I’m a writer. If you haven’t figured this out by now, you don’t know Rob Jolles. I didn’t say I was a great writer; I’ll let you be the judge of that, but I do like to write. I’ve been doing it my whole life. The absolute best times I like to write are when I’m on a plane. The white noise of the engines, along with the inability to be distracted by emails, or phone calls really helps me focus. That’s why last week’s trip on the New York shuttle was so unusual.
I was on the isle, and on the other side of the isle was a Road Warrior amateur. I couldn’t believe how out of place he was. For instance, he did not immediately shut off his phone when told to, nor did he shut down his laptop as quickly as he should have, and he had the audacity to not put his tray table up right before take-off. I enjoyed hearing the flight attendant scold him for it. When his little display of civil disobedience had been caught, I heard a vague, “Ha-ha!” in the voice of Nelson from the Simpsons sound off in my brain.
No, this guy was a rookie, and what’s more, after quickly sizing him up, I wanted nothing to do with him. In short, if he didn’t have the wherewithal to put up his tray table before take-off, what possible value could he provide to me? I was getting set to move into my writing zone, and he was getting set to figure out how to buckle his seat belt. It was a mental mismatch. If he were a fish I caught, I would have thrown him back.

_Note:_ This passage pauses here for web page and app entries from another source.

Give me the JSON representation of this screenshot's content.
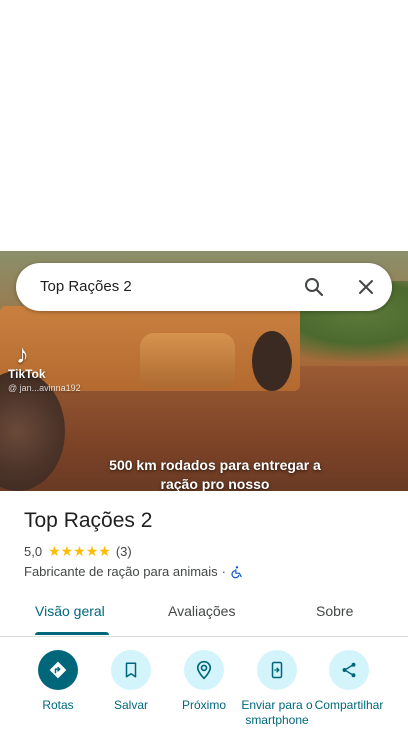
{
  "hero": {
    "watermark": "TikTok",
    "watermark_user": "@ jan...avinna192",
    "caption": "500 km rodados para entregar a ração pro nosso"
  },
  "search": {
    "query": "Top Rações 2"
  },
  "place": {
    "title": "Top Rações 2",
    "rating": "5,0",
    "stars": "★★★★★",
    "review_count": "(3)",
    "category": "Fabricante de ração para animais",
    "separator": "·"
  },
  "tabs": [
    {
      "label": "Visão geral"
    },
    {
      "label": "Avaliações"
    },
    {
      "label": "Sobre"
    }
  ],
  "actions": [
    {
      "label": "Rotas"
    },
    {
      "label": "Salvar"
    },
    {
      "label": "Próximo"
    },
    {
      "label": "Enviar para o smartphone"
    },
    {
      "label": "Compartilhar"
    }
  ],
  "colors": {
    "accent": "#00677b",
    "action_bg": "#d4f4fb",
    "star": "#fbbc04"
  },
  "icons": [
    "search-icon",
    "close-icon",
    "directions-icon",
    "bookmark-icon",
    "nearby-icon",
    "send-to-phone-icon",
    "share-icon",
    "wheelchair-icon"
  ]
}
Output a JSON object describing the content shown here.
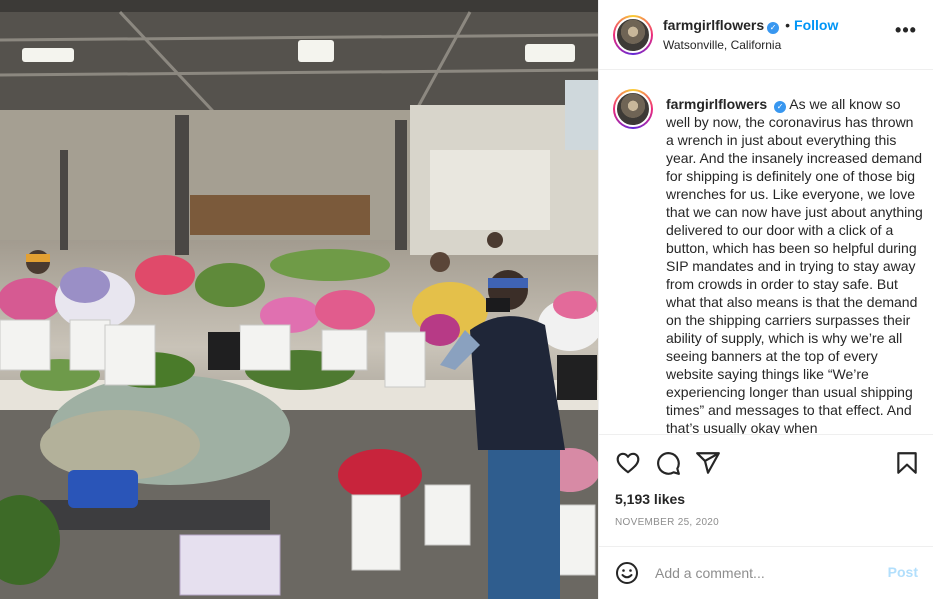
{
  "post": {
    "username": "farmgirlflowers",
    "separator": "•",
    "follow_label": "Follow",
    "location": "Watsonville, California",
    "more_label": "•••",
    "caption": "As we all know so well by now, the coronavirus has thrown a wrench in just about everything this year. And the insanely increased demand for shipping is definitely one of those big wrenches for us. Like everyone, we love that we can now have just about anything delivered to our door with a click of a button, which has been so helpful during SIP mandates and in trying to stay away from crowds in order to stay safe. But what that also means is that the demand on the shipping carriers surpasses their ability of supply, which is why we’re all seeing banners at the top of every website saying things like “We’re experiencing longer than usual shipping times” and messages to that effect. And that’s usually okay when",
    "likes": "5,193 likes",
    "date": "NOVEMBER 25, 2020"
  },
  "comment": {
    "placeholder": "Add a comment...",
    "post_label": "Post"
  },
  "icons": {
    "verified": "verified-badge-icon",
    "like": "heart-icon",
    "comment": "comment-bubble-icon",
    "share": "paper-plane-icon",
    "save": "bookmark-icon",
    "emoji": "emoji-smiley-icon"
  },
  "colors": {
    "accent": "#0095f6",
    "verified": "#3897f0",
    "muted": "#8e8e8e",
    "post_disabled": "#b2dffc"
  }
}
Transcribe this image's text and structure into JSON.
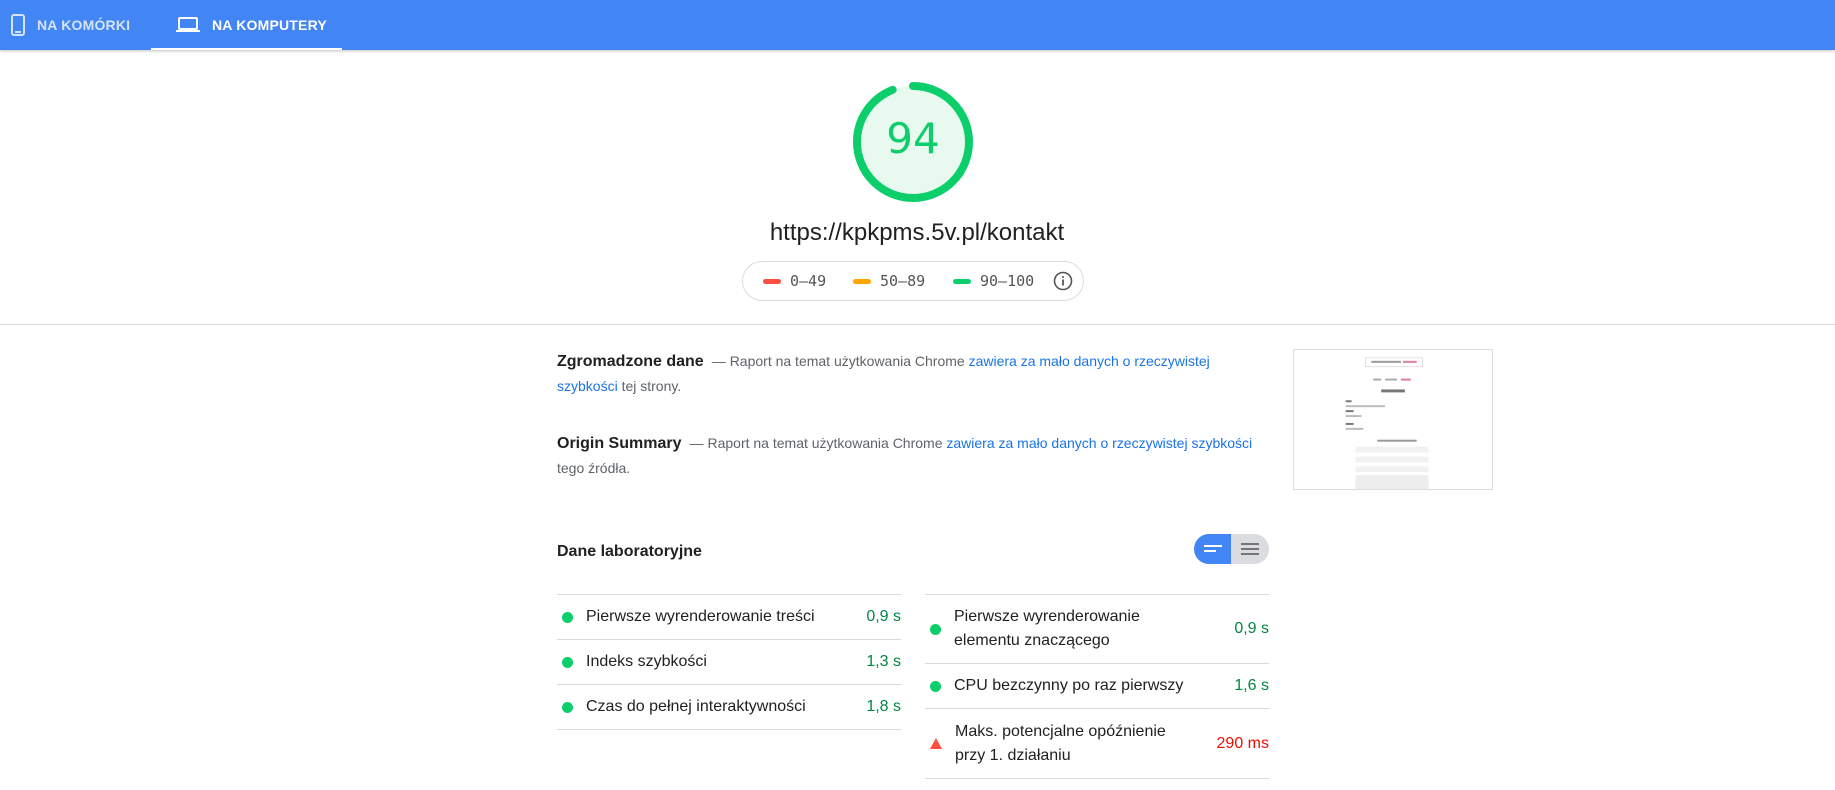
{
  "tabs": [
    {
      "label": "NA KOMÓRKI",
      "icon": "smartphone-icon"
    },
    {
      "label": "NA KOMPUTERY",
      "icon": "laptop-icon",
      "selected": true
    }
  ],
  "score": {
    "value": "94",
    "fraction": 0.94,
    "color": "#0cce6b"
  },
  "url": "https://kpkpms.5v.pl/kontakt",
  "legend": [
    {
      "label": "0–49",
      "color": "#ff4e42"
    },
    {
      "label": "50–89",
      "color": "#ffa400"
    },
    {
      "label": "90–100",
      "color": "#0cce6b"
    }
  ],
  "field_data": {
    "heading": "Zgromadzone dane",
    "text_before": "Raport na temat użytkowania Chrome",
    "link": "zawiera za mało danych o rzeczywistej szybkości",
    "text_after": "tej strony."
  },
  "origin_summary": {
    "heading": "Origin Summary",
    "text_before": "Raport na temat użytkowania Chrome",
    "link": "zawiera za mało danych o rzeczywistej szybkości",
    "text_after": "tego źródła."
  },
  "lab": {
    "title": "Dane laboratoryjne",
    "left": [
      {
        "name": "Pierwsze wyrenderowanie treści",
        "value": "0,9 s",
        "status": "good"
      },
      {
        "name": "Indeks szybkości",
        "value": "1,3 s",
        "status": "good"
      },
      {
        "name": "Czas do pełnej interaktywności",
        "value": "1,8 s",
        "status": "good"
      }
    ],
    "right": [
      {
        "name": "Pierwsze wyrenderowanie elementu znaczącego",
        "value": "0,9 s",
        "status": "good"
      },
      {
        "name": "CPU bezczynny po raz pierwszy",
        "value": "1,6 s",
        "status": "good"
      },
      {
        "name": "Maks. potencjalne opóźnienie przy 1. działaniu",
        "value": "290 ms",
        "status": "bad"
      }
    ]
  },
  "colors": {
    "accent": "#4285f4",
    "good": "#0cce6b",
    "average": "#ffa400",
    "poor": "#ff4e42",
    "link": "#1a73e8"
  }
}
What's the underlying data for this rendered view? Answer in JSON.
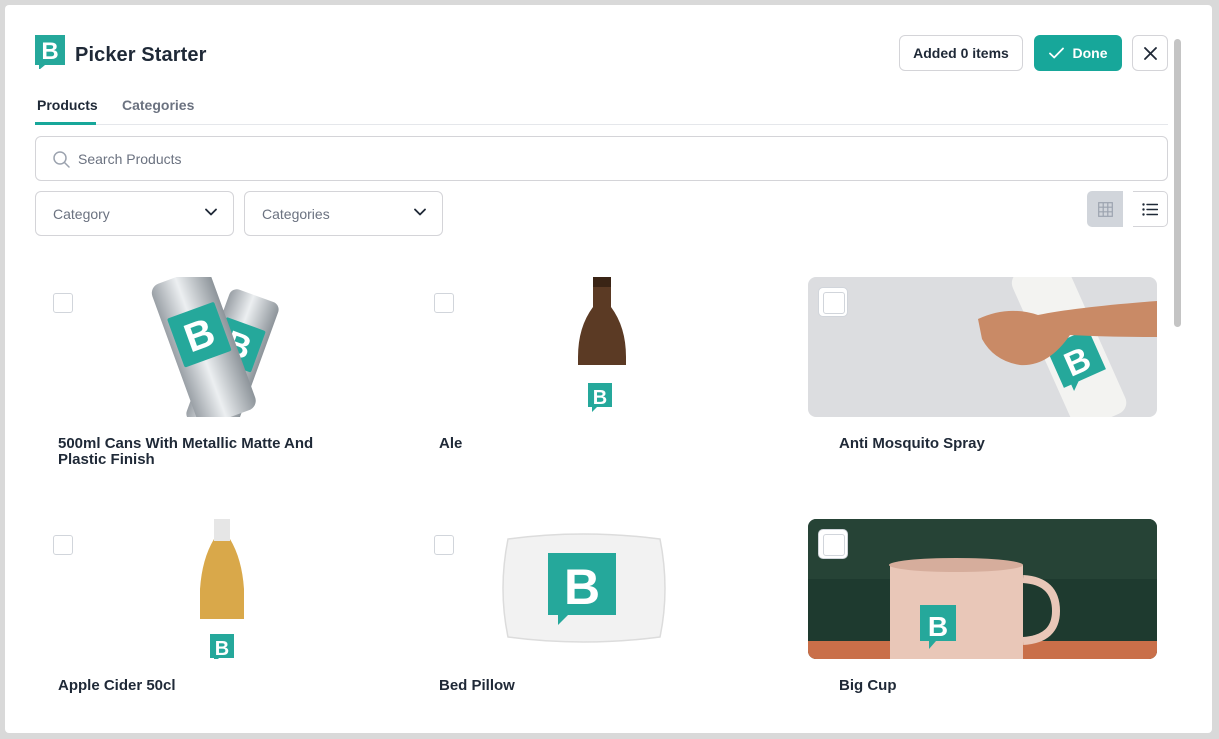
{
  "header": {
    "title": "Picker Starter",
    "added_label": "Added 0 items",
    "done_label": "Done"
  },
  "tabs": [
    {
      "label": "Products",
      "active": true
    },
    {
      "label": "Categories",
      "active": false
    }
  ],
  "search": {
    "placeholder": "Search Products",
    "value": ""
  },
  "filters": [
    {
      "label": "Category"
    },
    {
      "label": "Categories"
    }
  ],
  "view_mode": "grid",
  "colors": {
    "accent": "#17a79a",
    "brand": "#25a89b"
  },
  "products": [
    {
      "name": "500ml Cans With Metallic Matte And Plastic Finish",
      "checked": false,
      "image": "cans-image"
    },
    {
      "name": "Ale",
      "checked": false,
      "image": "ale-bottle-image"
    },
    {
      "name": "Anti Mosquito Spray",
      "checked": false,
      "image": "spray-hand-image"
    },
    {
      "name": "Apple Cider 50cl",
      "checked": false,
      "image": "cider-bottle-image"
    },
    {
      "name": "Bed Pillow",
      "checked": false,
      "image": "pillow-image"
    },
    {
      "name": "Big Cup",
      "checked": false,
      "image": "enamel-cup-image"
    }
  ]
}
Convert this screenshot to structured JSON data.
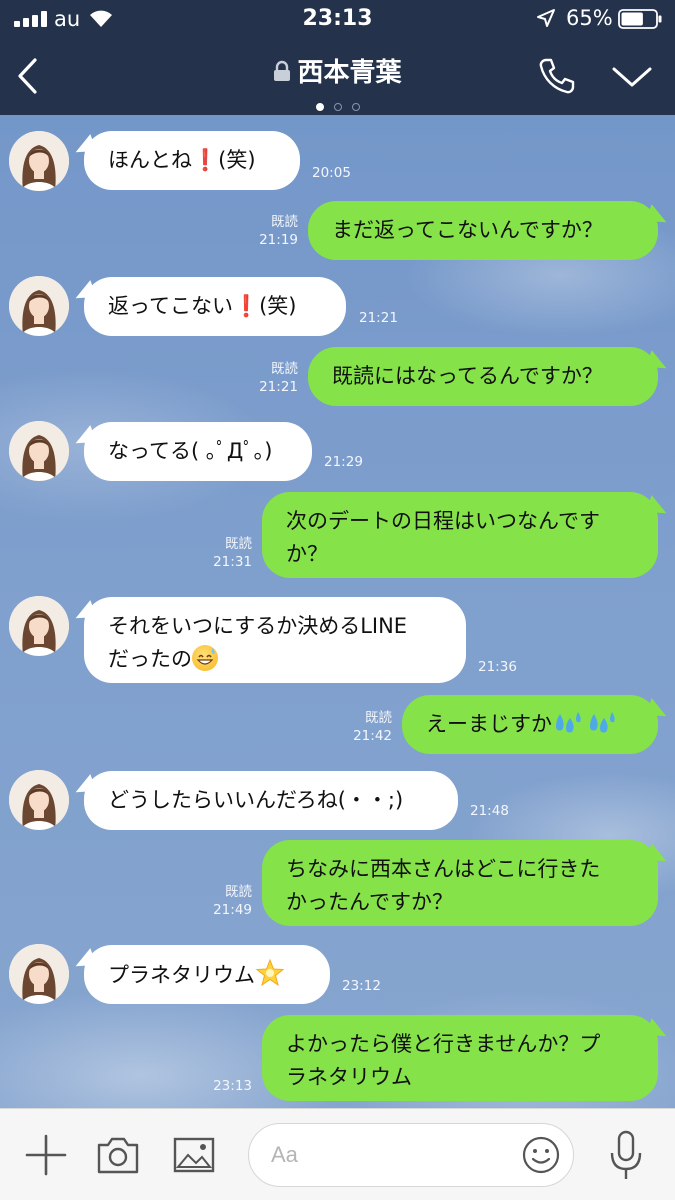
{
  "status_bar": {
    "carrier": "au",
    "time": "23:13",
    "battery_percent": "65%",
    "battery_level": 0.65
  },
  "header": {
    "title": "西本青葉",
    "page_indicator_count": 3,
    "active_page": 1
  },
  "messages": [
    {
      "direction": "in",
      "text": "ほんとね",
      "emoji": "heavy-exclamation-mark",
      "suffix": "(笑)",
      "time": "20:05"
    },
    {
      "direction": "out",
      "text": "まだ返ってこないんですか？",
      "read": "既読",
      "time": "21:19"
    },
    {
      "direction": "in",
      "text": "返ってこない",
      "emoji": "heavy-exclamation-mark",
      "suffix": "(笑)",
      "time": "21:21"
    },
    {
      "direction": "out",
      "text": "既読にはなってるんですか？",
      "read": "既読",
      "time": "21:21"
    },
    {
      "direction": "in",
      "text": "なってる( ｡ﾟДﾟ｡)",
      "time": "21:29"
    },
    {
      "direction": "out",
      "lines": [
        "次のデートの日程はいつなんです",
        "か？"
      ],
      "read": "既読",
      "time": "21:31"
    },
    {
      "direction": "in",
      "lines": [
        "それをいつにするか決めるLINE",
        "だったの"
      ],
      "emoji": "grinning-sweat-face",
      "time": "21:36"
    },
    {
      "direction": "out",
      "text": "えーまじすか",
      "emoji": "sweat-droplets",
      "read": "既読",
      "time": "21:42"
    },
    {
      "direction": "in",
      "text": "どうしたらいいんだろね(・・;)",
      "time": "21:48"
    },
    {
      "direction": "out",
      "lines": [
        "ちなみに西本さんはどこに行きた",
        "かったんですか？"
      ],
      "read": "既読",
      "time": "21:49"
    },
    {
      "direction": "in",
      "text": "プラネタリウム",
      "emoji": "glowing-star",
      "time": "23:12"
    },
    {
      "direction": "out",
      "lines": [
        "よかったら僕と行きませんか？プ",
        "ラネタリウム"
      ],
      "time": "23:13"
    }
  ],
  "input_bar": {
    "placeholder": "Aa"
  },
  "colors": {
    "header_bg": "#24334b",
    "outgoing_bubble": "#85e249",
    "incoming_bubble": "#ffffff",
    "chat_background": "#7d9fcc"
  }
}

But then something happened. After he got nabbed for his tray table the knucklehead thought he could do a little work on his laptop while we waited patiently in line to takeoff. It was pathetic so rather than wait for him to get blasted again, I saved him the trouble and told him to put it away until we were airborne and they gave us the signal.
He thanked me, and I rolled my eyes when he wasn’t looking. He asked me what I did for a living, and I rolled them again. “I have some writing to do in a few minutes, and I’m getting into a zone” I barked in a perturbed voice to myself… but I answered him and threw out the obligatory question or two back to him.
He wasn’t such a knucklehead after all. The more I talked to him, the more interested I became. This wasn’t a knucklehead – this was a doctor… a doctor who had invented a promised approach to helping people with pancreatic cancer. When I told him I was under the impression there was no cure for that type of cancer, he smiled and said, “there is now.”
He wasn’t just a doctor, he was a serial entrepreneur. He had patents all over the place, had also developed a new treatment for prostate cancer, written a book on the procedure, and promised to send me one after I eagerly gave him my card.
He wasn’t just a serial entrepreneur, he was fascinating. He just finished taking a lengthy boat mechanics certification program with his autistic son, (who passed I might add), so they could work on the boat he was now living on in Sarasota, Florida.
This guy may have had trouble figuring out when to turn his phone and computer off, and how to stow a tray table, but he was a person of quality. When he took my card, he made me promise that when I received his book I’d keep it in a safe place. As he put it, “That book might save your life, or the life of someone you hold near to your heart.”
I wonder how many people we size up in business, on a plane, on a train, at the PTA, in our houses of worship, and in so many other venues with little to no real information. Maybe they look, or sound like someone we used to know, or maybe they don’t put up their tray table when they should. I know that I for one will be keeping my assumptions in check, and my eyes and ears open. You just never know…